Amidst cases of smartphones catching fire on-board flight, international aviation agencies are also contemplating banning big PEDs like laptops from check-in bags. The US Federal Aviation Administration (FAA) has come up with a proposal regarding this and the United Nations will be studying the proposal in coming months, a report in the Extremetech said.
The FAA filed a paper with the UN agency on tests showing that when a laptop’s rechargeable lithium-ion battery overheats in close proximity to an aerosol spray can, it can cause an explosion capable of disabling an airliner’s fire suppression system, the report said.
The fire could then rage unchecked, leading to “the loss of the aircraft,” the paper said.
Media reports have added that India may also follow suit once a decision is taken by any leading aviation agency. European regulators too in the past had warned that hundreds of devices in the hold on long-haul flights could potentially compromise safety by increasing the risk of fire from poorly deactivated lithium-ion batteries.

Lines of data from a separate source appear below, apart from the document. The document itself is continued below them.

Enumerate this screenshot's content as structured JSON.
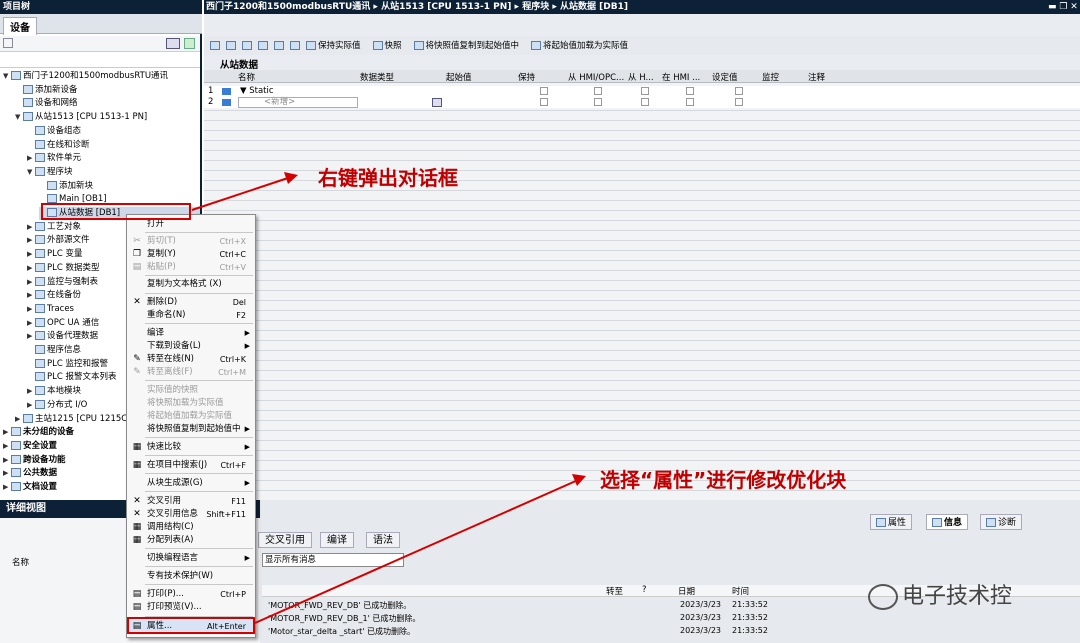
{
  "left_title": "项目树",
  "device_tab": "设备",
  "main_title": "西门子1200和1500modbusRTU通讯 ▸ 从站1513 [CPU 1513-1 PN] ▸ 程序块 ▸ 从站数据 [DB1]",
  "tree": [
    {
      "label": "西门子1200和1500modbusRTU通讯",
      "level": 0,
      "arrow": "▼"
    },
    {
      "label": "添加新设备",
      "level": 1,
      "arrow": ""
    },
    {
      "label": "设备和网络",
      "level": 1,
      "arrow": ""
    },
    {
      "label": "从站1513 [CPU 1513-1 PN]",
      "level": 1,
      "arrow": "▼"
    },
    {
      "label": "设备组态",
      "level": 2,
      "arrow": ""
    },
    {
      "label": "在线和诊断",
      "level": 2,
      "arrow": ""
    },
    {
      "label": "软件单元",
      "level": 2,
      "arrow": "▶"
    },
    {
      "label": "程序块",
      "level": 2,
      "arrow": "▼"
    },
    {
      "label": "添加新块",
      "level": 3,
      "arrow": ""
    },
    {
      "label": "Main [OB1]",
      "level": 3,
      "arrow": ""
    },
    {
      "label": "从站数据 [DB1]",
      "level": 3,
      "arrow": ""
    },
    {
      "label": "工艺对象",
      "level": 2,
      "arrow": "▶"
    },
    {
      "label": "外部源文件",
      "level": 2,
      "arrow": "▶"
    },
    {
      "label": "PLC 变量",
      "level": 2,
      "arrow": "▶"
    },
    {
      "label": "PLC 数据类型",
      "level": 2,
      "arrow": "▶"
    },
    {
      "label": "监控与强制表",
      "level": 2,
      "arrow": "▶"
    },
    {
      "label": "在线备份",
      "level": 2,
      "arrow": "▶"
    },
    {
      "label": "Traces",
      "level": 2,
      "arrow": "▶"
    },
    {
      "label": "OPC UA 通信",
      "level": 2,
      "arrow": "▶"
    },
    {
      "label": "设备代理数据",
      "level": 2,
      "arrow": "▶"
    },
    {
      "label": "程序信息",
      "level": 2,
      "arrow": ""
    },
    {
      "label": "PLC 监控和报警",
      "level": 2,
      "arrow": ""
    },
    {
      "label": "PLC 报警文本列表",
      "level": 2,
      "arrow": ""
    },
    {
      "label": "本地模块",
      "level": 2,
      "arrow": "▶"
    },
    {
      "label": "分布式 I/O",
      "level": 2,
      "arrow": "▶"
    },
    {
      "label": "主站1215 [CPU 1215C",
      "level": 1,
      "arrow": "▶"
    },
    {
      "label": "未分组的设备",
      "level": 0,
      "arrow": "▶"
    },
    {
      "label": "安全设置",
      "level": 0,
      "arrow": "▶"
    },
    {
      "label": "跨设备功能",
      "level": 0,
      "arrow": "▶"
    },
    {
      "label": "公共数据",
      "level": 0,
      "arrow": "▶"
    },
    {
      "label": "文档设置",
      "level": 0,
      "arrow": "▶"
    }
  ],
  "toolbar": [
    "保持实际值",
    "快照",
    "将快照值复制到起始值中",
    "将起始值加载为实际值"
  ],
  "db_title": "从站数据",
  "grid_headers": [
    "名称",
    "数据类型",
    "起始值",
    "保持",
    "从 HMI/OPC...",
    "从 H...",
    "在 HMI ...",
    "设定值",
    "监控",
    "注释"
  ],
  "grid_rows": [
    {
      "num": "1",
      "name": "▼ Static"
    },
    {
      "num": "2",
      "name": "<新增>"
    }
  ],
  "detail_title": "详细视图",
  "detail_name_header": "名称",
  "bottom_tabs": [
    "交叉引用",
    "编译",
    "语法"
  ],
  "filter_value": "显示所有消息",
  "info_tabs": [
    "属性",
    "信息",
    "诊断"
  ],
  "msg_headers": [
    "转至",
    "?",
    "日期",
    "时间"
  ],
  "messages": [
    {
      "text": "'MOTOR_FWD_REV_DB' 已成功删除。",
      "date": "2023/3/23",
      "time": "21:33:52"
    },
    {
      "text": "'MOTOR_FWD_REV_DB_1' 已成功删除。",
      "date": "2023/3/23",
      "time": "21:33:52"
    },
    {
      "text": "'Motor_star_delta _start' 已成功删除。",
      "date": "2023/3/23",
      "time": "21:33:52"
    }
  ],
  "context_menu": [
    {
      "label": "打开",
      "shortcut": "",
      "disabled": false,
      "sub": false
    },
    {
      "label": "剪切(T)",
      "shortcut": "Ctrl+X",
      "disabled": true,
      "sub": false
    },
    {
      "label": "复制(Y)",
      "shortcut": "Ctrl+C",
      "disabled": false,
      "sub": false
    },
    {
      "label": "粘贴(P)",
      "shortcut": "Ctrl+V",
      "disabled": true,
      "sub": false
    },
    {
      "label": "复制为文本格式 (X)",
      "shortcut": "",
      "disabled": false,
      "sub": false
    },
    {
      "label": "删除(D)",
      "shortcut": "Del",
      "disabled": false,
      "sub": false
    },
    {
      "label": "重命名(N)",
      "shortcut": "F2",
      "disabled": false,
      "sub": false
    },
    {
      "label": "编译",
      "shortcut": "",
      "disabled": false,
      "sub": true
    },
    {
      "label": "下载到设备(L)",
      "shortcut": "",
      "disabled": false,
      "sub": true
    },
    {
      "label": "转至在线(N)",
      "shortcut": "Ctrl+K",
      "disabled": false,
      "sub": false
    },
    {
      "label": "转至离线(F)",
      "shortcut": "Ctrl+M",
      "disabled": true,
      "sub": false
    },
    {
      "label": "实际值的快照",
      "shortcut": "",
      "disabled": true,
      "sub": false
    },
    {
      "label": "将快照加载为实际值",
      "shortcut": "",
      "disabled": true,
      "sub": false
    },
    {
      "label": "将起始值加载为实际值",
      "shortcut": "",
      "disabled": true,
      "sub": false
    },
    {
      "label": "将快照值复制到起始值中",
      "shortcut": "",
      "disabled": false,
      "sub": true
    },
    {
      "label": "快速比较",
      "shortcut": "",
      "disabled": false,
      "sub": true
    },
    {
      "label": "在项目中搜索(J)",
      "shortcut": "Ctrl+F",
      "disabled": false,
      "sub": false
    },
    {
      "label": "从块生成源(G)",
      "shortcut": "",
      "disabled": false,
      "sub": true
    },
    {
      "label": "交叉引用",
      "shortcut": "F11",
      "disabled": false,
      "sub": false
    },
    {
      "label": "交叉引用信息",
      "shortcut": "Shift+F11",
      "disabled": false,
      "sub": false
    },
    {
      "label": "调用结构(C)",
      "shortcut": "",
      "disabled": false,
      "sub": false
    },
    {
      "label": "分配列表(A)",
      "shortcut": "",
      "disabled": false,
      "sub": false
    },
    {
      "label": "切换编程语言",
      "shortcut": "",
      "disabled": false,
      "sub": true
    },
    {
      "label": "专有技术保护(W)",
      "shortcut": "",
      "disabled": false,
      "sub": false
    },
    {
      "label": "打印(P)...",
      "shortcut": "Ctrl+P",
      "disabled": false,
      "sub": false
    },
    {
      "label": "打印预览(V)...",
      "shortcut": "",
      "disabled": false,
      "sub": false
    },
    {
      "label": "属性...",
      "shortcut": "Alt+Enter",
      "disabled": false,
      "sub": false
    }
  ],
  "annotation_1": "右键弹出对话框",
  "annotation_2": "选择“属性”进行修改优化块",
  "watermark": "电子技术控"
}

Last year, top airlines had globally banned the use of Samsung Galaxy Note 7 phones during flights following reports of battery explosion. Airlines have previously banned hoverboards from planes due to battery-fire risks. Earlier this year, the US had imposed a ban on laptops in the cabins of planes coming into the country from 10 Middle Eastern airports for security reasons. The ban was later fully lifted in July after officials said airports in the region had taken other steps to increase security.